> [What the task asks]: Without pictures, retype the following entries exactly.

> [Supplied material]:
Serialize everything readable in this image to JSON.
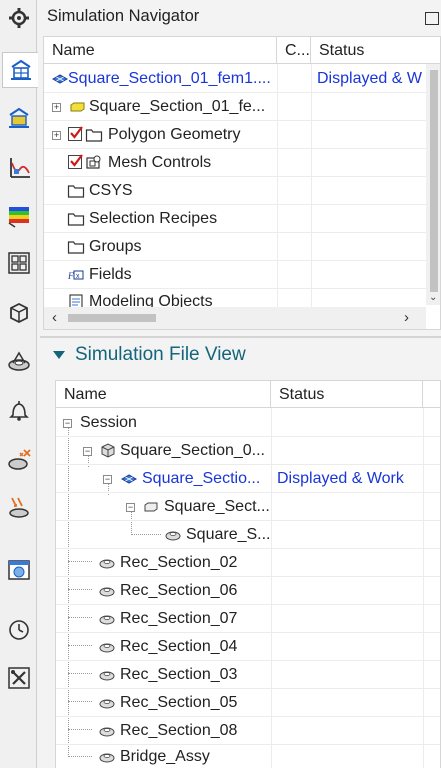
{
  "navigator": {
    "title": "Simulation Navigator",
    "columns": {
      "name": "Name",
      "c": "C...",
      "status": "Status"
    },
    "rows": [
      {
        "name": "Square_Section_01_fem1....",
        "status": "Displayed & W",
        "highlight": true
      },
      {
        "name": "Square_Section_01_fe...",
        "status": ""
      },
      {
        "name": "Polygon Geometry",
        "status": ""
      },
      {
        "name": "Mesh Controls",
        "status": ""
      },
      {
        "name": "CSYS",
        "status": ""
      },
      {
        "name": "Selection Recipes",
        "status": ""
      },
      {
        "name": "Groups",
        "status": ""
      },
      {
        "name": "Fields",
        "status": ""
      },
      {
        "name": "Modeling Objects",
        "status": ""
      }
    ]
  },
  "file_view": {
    "title": "Simulation File View",
    "columns": {
      "name": "Name",
      "status": "Status"
    },
    "rows": [
      {
        "name": "Session",
        "status": ""
      },
      {
        "name": "Square_Section_0...",
        "status": ""
      },
      {
        "name": "Square_Sectio...",
        "status": "Displayed & Work",
        "highlight": true
      },
      {
        "name": "Square_Sect...",
        "status": ""
      },
      {
        "name": "Square_S...",
        "status": ""
      },
      {
        "name": "Rec_Section_02",
        "status": ""
      },
      {
        "name": "Rec_Section_06",
        "status": ""
      },
      {
        "name": "Rec_Section_07",
        "status": ""
      },
      {
        "name": "Rec_Section_04",
        "status": ""
      },
      {
        "name": "Rec_Section_03",
        "status": ""
      },
      {
        "name": "Rec_Section_05",
        "status": ""
      },
      {
        "name": "Rec_Section_08",
        "status": ""
      },
      {
        "name": "Bridge_Assy",
        "status": ""
      }
    ]
  },
  "leftbar": [
    "gear-icon",
    "simulation-navigator-icon",
    "fem-navigator-icon",
    "xy-graph-icon",
    "color-bar-icon",
    "grid-icon",
    "part-icon",
    "mesh-icon",
    "bell-icon",
    "constraint-icon",
    "load-icon",
    "browser-icon",
    "clock-icon",
    "tools-icon"
  ],
  "colors": {
    "accent": "#14657a",
    "link_blue": "#1a35d8",
    "check_red": "#d01818"
  }
}
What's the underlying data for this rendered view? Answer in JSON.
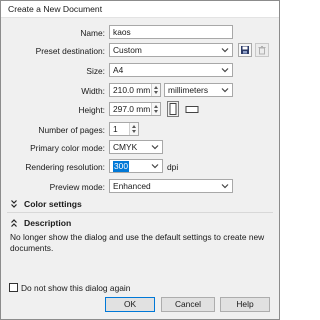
{
  "window": {
    "title": "Create a New Document"
  },
  "form": {
    "name": {
      "label": "Name:",
      "value": "kaos"
    },
    "preset": {
      "label": "Preset destination:",
      "value": "Custom"
    },
    "size": {
      "label": "Size:",
      "value": "A4"
    },
    "width": {
      "label": "Width:",
      "value": "210.0 mm",
      "units": "millimeters"
    },
    "height": {
      "label": "Height:",
      "value": "297.0 mm"
    },
    "pages": {
      "label": "Number of pages:",
      "value": "1"
    },
    "color_mode": {
      "label": "Primary color mode:",
      "value": "CMYK"
    },
    "resolution": {
      "label": "Rendering resolution:",
      "value": "300",
      "unit": "dpi"
    },
    "preview": {
      "label": "Preview mode:",
      "value": "Enhanced"
    }
  },
  "sections": {
    "color_settings": "Color settings",
    "description": "Description"
  },
  "description_text": "No longer show the dialog and use the default settings to create new documents.",
  "footer": {
    "checkbox_label": "Do not show this dialog again",
    "ok": "OK",
    "cancel": "Cancel",
    "help": "Help"
  },
  "colors": {
    "accent": "#0078d7",
    "save_icon": "#2b3a67"
  }
}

> [Solution]:
Serialize everything readable in this image to JSON.
{
  "navigator": {
    "title": "Simulation Navigator",
    "columns": {
      "name": "Name",
      "c": "C...",
      "status": "Status"
    },
    "rows": [
      {
        "name": "Square_Section_01_fem1....",
        "status": "Displayed & W",
        "highlight": true
      },
      {
        "name": "Square_Section_01_fe...",
        "status": ""
      },
      {
        "name": "Polygon Geometry",
        "status": ""
      },
      {
        "name": "Mesh Controls",
        "status": ""
      },
      {
        "name": "CSYS",
        "status": ""
      },
      {
        "name": "Selection Recipes",
        "status": ""
      },
      {
        "name": "Groups",
        "status": ""
      },
      {
        "name": "Fields",
        "status": ""
      },
      {
        "name": "Modeling Objects",
        "status": ""
      }
    ]
  },
  "file_view": {
    "title": "Simulation File View",
    "columns": {
      "name": "Name",
      "status": "Status"
    },
    "rows": [
      {
        "name": "Session",
        "status": ""
      },
      {
        "name": "Square_Section_0...",
        "status": ""
      },
      {
        "name": "Square_Sectio...",
        "status": "Displayed & Work",
        "highlight": true
      },
      {
        "name": "Square_Sect...",
        "status": ""
      },
      {
        "name": "Square_S...",
        "status": ""
      },
      {
        "name": "Rec_Section_02",
        "status": ""
      },
      {
        "name": "Rec_Section_06",
        "status": ""
      },
      {
        "name": "Rec_Section_07",
        "status": ""
      },
      {
        "name": "Rec_Section_04",
        "status": ""
      },
      {
        "name": "Rec_Section_03",
        "status": ""
      },
      {
        "name": "Rec_Section_05",
        "status": ""
      },
      {
        "name": "Rec_Section_08",
        "status": ""
      },
      {
        "name": "Bridge_Assy",
        "status": ""
      }
    ]
  },
  "leftbar": [
    "gear-icon",
    "simulation-navigator-icon",
    "fem-navigator-icon",
    "xy-graph-icon",
    "color-bar-icon",
    "grid-icon",
    "part-icon",
    "mesh-icon",
    "bell-icon",
    "constraint-icon",
    "load-icon",
    "browser-icon",
    "clock-icon",
    "tools-icon"
  ],
  "colors": {
    "accent": "#14657a",
    "link_blue": "#1a35d8",
    "check_red": "#d01818"
  }
}
What's the underlying data for this rendered view? Answer in JSON.
{
  "window": {
    "title": "Create a New Document"
  },
  "form": {
    "name": {
      "label": "Name:",
      "value": "kaos"
    },
    "preset": {
      "label": "Preset destination:",
      "value": "Custom"
    },
    "size": {
      "label": "Size:",
      "value": "A4"
    },
    "width": {
      "label": "Width:",
      "value": "210.0 mm",
      "units": "millimeters"
    },
    "height": {
      "label": "Height:",
      "value": "297.0 mm"
    },
    "pages": {
      "label": "Number of pages:",
      "value": "1"
    },
    "color_mode": {
      "label": "Primary color mode:",
      "value": "CMYK"
    },
    "resolution": {
      "label": "Rendering resolution:",
      "value": "300",
      "unit": "dpi"
    },
    "preview": {
      "label": "Preview mode:",
      "value": "Enhanced"
    }
  },
  "sections": {
    "color_settings": "Color settings",
    "description": "Description"
  },
  "description_text": "No longer show the dialog and use the default settings to create new documents.",
  "footer": {
    "checkbox_label": "Do not show this dialog again",
    "ok": "OK",
    "cancel": "Cancel",
    "help": "Help"
  },
  "colors": {
    "accent": "#0078d7",
    "save_icon": "#2b3a67"
  }
}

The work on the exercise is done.